Premature Atrial Stimulation as a Key to the Understanding of Sinoatrial Conduction in Man
Presentation of Data and Critical Review of the Literature
Since recording potentials directly from the sinoatrial node (SAN) is not yet possible, the electrophysiologic evaluation of this structure in intact human subjects must be accomplished with indirect technics. Two technics have been used to study SAN function in man: premature atrial stimulation (PAS) and rapid atrial pacing. Recent discussions of data using these technics have emphasized their role in determining SAN automaticity, but their role in evaluating conduction from atrium to SAN or SAN to atrium has not been fully explored. Using the technic of PAS, we have studied five patients with sinus bradycardia and symptoms of dizziness or syncope. Our analysis of the results obtained from these studies discloses the unique ability of this technic to evaluate conduction into and out of the SAN. An atrial premature depolarization (APD) elicited late in atrial diastole is followed by a compensatory pause (nonreset of the SAN pacemaker). An APD elicited earlier in atrial diastole is followed by a pause that is less than compensatory (SAN reset). From these responses estimates of sinoatrial conduction time were made. In one patient reset was never seen, suggesting markedly prolonged sinoatrial conduction. With these results in mind, the literature was reviewed and an alternate interpretation posed for existing data. PAS is not only a means of determining SAN automaticity, but also a very useful means of unmasking sinoatrial conduction abnormalities.

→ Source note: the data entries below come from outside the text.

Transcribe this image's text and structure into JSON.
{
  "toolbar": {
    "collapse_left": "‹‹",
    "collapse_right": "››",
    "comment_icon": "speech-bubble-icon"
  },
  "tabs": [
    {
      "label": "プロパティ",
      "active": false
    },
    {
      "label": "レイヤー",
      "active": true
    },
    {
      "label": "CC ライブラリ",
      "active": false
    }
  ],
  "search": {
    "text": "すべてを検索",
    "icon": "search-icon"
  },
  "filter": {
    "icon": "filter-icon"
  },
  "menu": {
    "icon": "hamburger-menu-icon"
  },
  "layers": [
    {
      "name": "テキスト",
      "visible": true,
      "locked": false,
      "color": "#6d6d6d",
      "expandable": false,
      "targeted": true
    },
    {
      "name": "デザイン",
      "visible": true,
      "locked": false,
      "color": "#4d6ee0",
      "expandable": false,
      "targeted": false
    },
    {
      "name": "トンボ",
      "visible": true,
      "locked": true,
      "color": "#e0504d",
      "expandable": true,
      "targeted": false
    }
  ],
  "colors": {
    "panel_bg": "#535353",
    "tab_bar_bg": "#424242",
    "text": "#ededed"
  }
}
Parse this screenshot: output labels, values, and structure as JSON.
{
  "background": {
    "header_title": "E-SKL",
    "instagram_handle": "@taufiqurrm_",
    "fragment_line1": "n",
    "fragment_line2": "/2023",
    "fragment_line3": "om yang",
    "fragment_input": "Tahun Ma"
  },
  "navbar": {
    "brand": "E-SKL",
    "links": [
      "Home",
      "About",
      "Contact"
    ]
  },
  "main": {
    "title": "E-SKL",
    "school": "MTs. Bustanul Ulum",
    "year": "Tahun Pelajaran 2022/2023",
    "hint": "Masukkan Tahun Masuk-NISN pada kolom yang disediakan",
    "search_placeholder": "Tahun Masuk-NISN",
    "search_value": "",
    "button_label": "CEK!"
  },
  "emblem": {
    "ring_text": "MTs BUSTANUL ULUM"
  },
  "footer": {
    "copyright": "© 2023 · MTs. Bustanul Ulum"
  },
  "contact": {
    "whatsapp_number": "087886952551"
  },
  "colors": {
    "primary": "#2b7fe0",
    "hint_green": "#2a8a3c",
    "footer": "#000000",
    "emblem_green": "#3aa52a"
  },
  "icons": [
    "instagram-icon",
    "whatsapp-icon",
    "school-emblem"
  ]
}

- Received June 2, 1972.
- Accepted August 21, 1972.
- © 1973 American Heart Association, Inc.